ODOT Enlists Volunteers to Prevent Litter in Ohio

Fri July 04, 2008 - Midwest Edition

Hoping to prevent a $4 million problem marring Ohio’s highway system, the Ohio Department of Transportation (ODOT) kicked off its annual spring litter cleanup by enlisting the help of an army of volunteers to prevent litter in the state’s Clear Across Ohio campaign.

Gov. Ted Strickland proclaimed April as “Keep Ohio Beautiful Month.” In celebration, ODOT has partnered with Keep Ohio Beautiful on the Great American Cleanup, which officially kicked off statewide with an event March 29 at the Street Market in Toledo.

ODOT District 11 Deputy Director Dick Bible said, “As a way to show our support and participation, our county maintenance crews throughout east-central Ohio are picking up litter today.”

Statewide, ODOT’s highway crews collected nearly 10 million pounds of trash in 2007 at a cost of $4 million in labor and equipment expenses. That’s more than 500,000 bags of litter and debris taken off the roads and grassy medians along the state highway system.

“By embracing environmental stewardship, we can all prevent litter — Clear Across Ohio,” said ODOT Director James Beasley. “To give you some perspective, the $4 million spent last year to pick up highway litter could have instead been used to pave a new 40 mile two-lane road.”

The Great American Cleanup is the nation’s largest annual community improvement program.

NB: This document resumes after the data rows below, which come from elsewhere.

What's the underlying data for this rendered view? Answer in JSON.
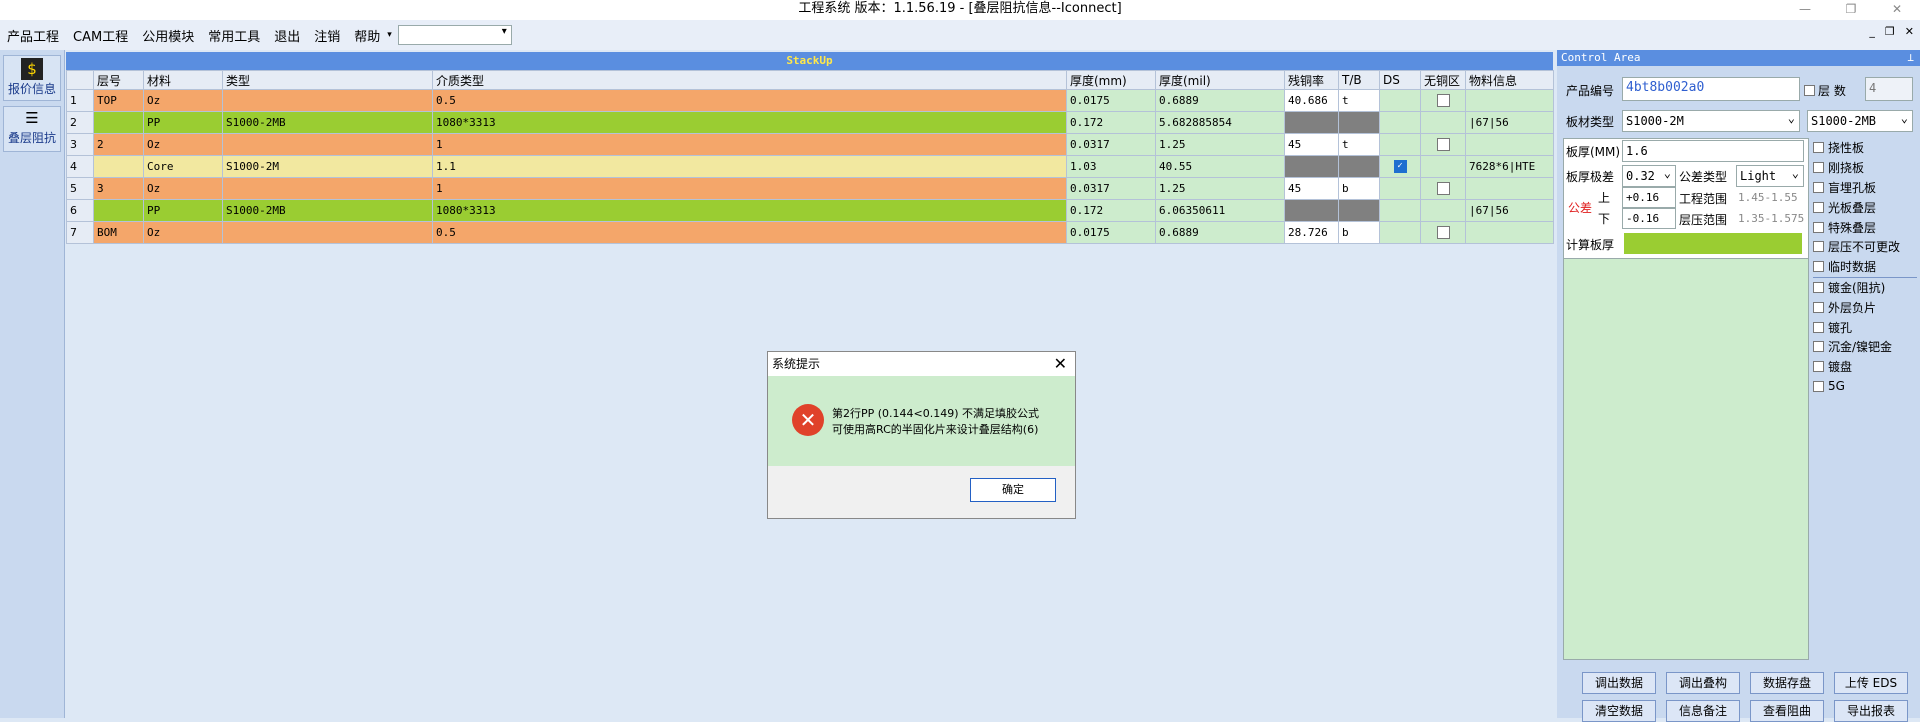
{
  "window": {
    "title": "工程系统   版本：1.1.56.19 - [叠层阻抗信息--Iconnect]"
  },
  "menu": [
    "产品工程",
    "CAM工程",
    "公用模块",
    "常用工具",
    "退出",
    "注销",
    "帮助"
  ],
  "left_nav": [
    {
      "label": "报价信息",
      "icon": "dollar-icon"
    },
    {
      "label": "叠层阻抗",
      "icon": "layers-icon"
    }
  ],
  "stackup": {
    "header": "StackUp",
    "columns": [
      "层号",
      "材料",
      "类型",
      "介质类型",
      "厚度(mm)",
      "厚度(mil)",
      "残铜率",
      "T/B",
      "DS",
      "无铜区",
      "物料信息"
    ],
    "rows": [
      {
        "n": "1",
        "layer": "TOP",
        "material": "Oz",
        "type": "",
        "dielectric": "0.5",
        "mm": "0.0175",
        "mil": "0.6889",
        "res": "40.686",
        "tb": "t",
        "ds": false,
        "nocu": false,
        "info": "",
        "color": "orange"
      },
      {
        "n": "2",
        "layer": "",
        "material": "PP",
        "type": "S1000-2MB",
        "dielectric": "1080*3313",
        "mm": "0.172",
        "mil": "5.682885854",
        "res": "",
        "tb": "",
        "ds": false,
        "nocu": null,
        "info": "|67|56",
        "color": "green"
      },
      {
        "n": "3",
        "layer": "2",
        "material": "Oz",
        "type": "",
        "dielectric": "1",
        "mm": "0.0317",
        "mil": "1.25",
        "res": "45",
        "tb": "t",
        "ds": false,
        "nocu": false,
        "info": "",
        "color": "orange"
      },
      {
        "n": "4",
        "layer": "",
        "material": "Core",
        "type": "S1000-2M",
        "dielectric": "1.1",
        "mm": "1.03",
        "mil": "40.55",
        "res": "",
        "tb": "",
        "ds": true,
        "nocu": null,
        "info": "7628*6|HTE",
        "color": "yellow"
      },
      {
        "n": "5",
        "layer": "3",
        "material": "Oz",
        "type": "",
        "dielectric": "1",
        "mm": "0.0317",
        "mil": "1.25",
        "res": "45",
        "tb": "b",
        "ds": false,
        "nocu": false,
        "info": "",
        "color": "orange"
      },
      {
        "n": "6",
        "layer": "",
        "material": "PP",
        "type": "S1000-2MB",
        "dielectric": "1080*3313",
        "mm": "0.172",
        "mil": "6.06350611",
        "res": "",
        "tb": "",
        "ds": false,
        "nocu": null,
        "info": "|67|56",
        "color": "green"
      },
      {
        "n": "7",
        "layer": "BOM",
        "material": "Oz",
        "type": "",
        "dielectric": "0.5",
        "mm": "0.0175",
        "mil": "0.6889",
        "res": "28.726",
        "tb": "b",
        "ds": false,
        "nocu": false,
        "info": "",
        "color": "orange"
      }
    ]
  },
  "dialog": {
    "title": "系统提示",
    "line1": "第2行PP (0.144<0.149) 不满足填胶公式",
    "line2": "可使用高RC的半固化片来设计叠层结构(6)",
    "ok": "确定"
  },
  "control": {
    "header": "Control Area",
    "product_label": "产品编号",
    "product_value": "4bt8b002a0",
    "layers_label": "层 数",
    "layers_value": "4",
    "board_type_label": "板材类型",
    "board_type_value": "S1000-2M",
    "board_type_value2": "S1000-2MB",
    "thickness_label": "板厚(MM)",
    "thickness_value": "1.6",
    "tol_label": "板厚极差",
    "tol_value": "0.32",
    "tol_type_label": "公差类型",
    "tol_type_value": "Light",
    "tolerance_label": "公差",
    "upper_label": "上",
    "upper_value": "+0.16",
    "lower_label": "下",
    "lower_value": "-0.16",
    "eng_range_label": "工程范围",
    "eng_range_value": "1.45-1.55",
    "press_range_label": "层压范围",
    "press_range_value": "1.35-1.575",
    "calc_label": "计算板厚",
    "options": [
      "挠性板",
      "刚挠板",
      "盲埋孔板",
      "光板叠层",
      "特殊叠层",
      "层压不可更改",
      "临时数据",
      "镀金(阻抗)",
      "外层负片",
      "镀孔",
      "沉金/镍钯金",
      "镀盘",
      "5G"
    ],
    "buttons": [
      "调出数据",
      "调出叠构",
      "数据存盘",
      "上传 EDS",
      "清空数据",
      "信息备注",
      "查看阻曲",
      "导出报表"
    ]
  }
}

Cleanup activities are expected to involve as many as 2.5 million people volunteering more than 8 million hours to clean, beautify and improve 15,000 communities during events in all 50 states.

Ohio also has more than 1,400 groups — with at least one group in each county — who have joined ODOT’s Adopt-a-Highway program. Volunteer groups adopt a 2- mi. section or an interchange along the state highway system, picking up litter and debris a minimum of four times each year.